The sun was shining down on us as we set off, through Fox House, Hathersage, turning left at the Travellers Rest Pub and heading towards Bradwell. Everybody and their Grandma’s were out on their bikes, it’s a long time since I have seen so much LYCRA. As we passed through Miller’s Dale the road was closed, but after a bit of negotiation (I think £5 pounds was mentioned … JOKE) they let us through. We had to put our hazard lights on, not quite sure why, as nothing was coming the other way. We went a bit wrong in Monyash, but after doing a U TURN we were soon back on track, and soon reached the Carriages coffee shop.

After everybody had a good natter we set off towards Ashbourne, through Biggin, Hartington and down into Ecton, just so THE BOYS could blast their horns, hear their exhausts, and race through THE TUNNEL (boys and their toys). The roads were very narrow and very bumpy, we were a bit concerned about Lesley’s recently broken ribs.

We found 5 MX5’s seeming a little lost, so Rob took the lead and we soon found ourselves at Cheddleton Flint Mill, near Leek. The weather had turned a bit dull with rain in the air, but what’s a bit of rain, chairs came out to enjoy our picnic. Some of the men fetched their umbrellas, but by this time the rain had stopped.

A Trust Member and volunteer John Outram came to give us an interesting talk, explaining a little about the Mill, first recorded in 1253 to grind corn and was powered by water by the original working water wheels from the River Churnet. In the 18th Century the mills were converted to grind flint for the pottery industry, it was then taken on the canal to Stoke on Trent to the pottery mills. There was no admission charge just a voluntary donation was requested.

We walked into the cottage to find things that our grandparents would use. The old lady who owned the cottage (98) and still alive was living in a cottage across the way.
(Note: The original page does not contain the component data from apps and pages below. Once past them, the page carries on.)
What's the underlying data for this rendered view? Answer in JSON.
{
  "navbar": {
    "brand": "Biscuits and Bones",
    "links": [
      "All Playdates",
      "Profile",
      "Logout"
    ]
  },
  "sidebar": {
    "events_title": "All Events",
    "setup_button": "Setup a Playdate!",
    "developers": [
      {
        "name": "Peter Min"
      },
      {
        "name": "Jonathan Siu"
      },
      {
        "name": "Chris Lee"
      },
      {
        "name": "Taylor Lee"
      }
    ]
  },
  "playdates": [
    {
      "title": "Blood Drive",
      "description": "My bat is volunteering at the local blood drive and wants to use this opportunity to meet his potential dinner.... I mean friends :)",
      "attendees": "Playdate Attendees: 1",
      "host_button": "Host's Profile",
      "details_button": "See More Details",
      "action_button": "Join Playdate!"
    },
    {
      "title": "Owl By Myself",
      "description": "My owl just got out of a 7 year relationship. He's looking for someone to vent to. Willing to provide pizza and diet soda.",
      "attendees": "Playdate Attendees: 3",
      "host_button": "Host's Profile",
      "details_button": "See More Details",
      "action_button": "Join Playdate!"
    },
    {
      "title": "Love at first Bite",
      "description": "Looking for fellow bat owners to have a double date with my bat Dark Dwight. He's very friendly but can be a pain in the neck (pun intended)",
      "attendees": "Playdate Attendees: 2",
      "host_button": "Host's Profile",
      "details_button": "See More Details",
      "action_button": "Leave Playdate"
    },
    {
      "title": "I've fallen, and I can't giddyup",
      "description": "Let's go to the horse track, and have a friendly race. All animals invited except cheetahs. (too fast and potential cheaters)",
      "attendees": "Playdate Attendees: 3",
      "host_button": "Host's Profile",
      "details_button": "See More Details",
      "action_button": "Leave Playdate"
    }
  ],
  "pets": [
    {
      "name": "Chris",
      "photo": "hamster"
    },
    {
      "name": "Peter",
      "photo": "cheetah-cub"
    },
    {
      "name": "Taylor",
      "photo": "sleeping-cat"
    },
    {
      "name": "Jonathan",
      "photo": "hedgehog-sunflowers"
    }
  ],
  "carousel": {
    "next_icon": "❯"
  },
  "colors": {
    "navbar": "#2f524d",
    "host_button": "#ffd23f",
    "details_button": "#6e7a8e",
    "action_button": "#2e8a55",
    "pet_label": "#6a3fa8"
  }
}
It was a lovely day. Thank you Burton and Lesley. The rain did come back and boy did it rain on our way back home, but that didn’t matter, it had stayed fine for most of the day

Eileen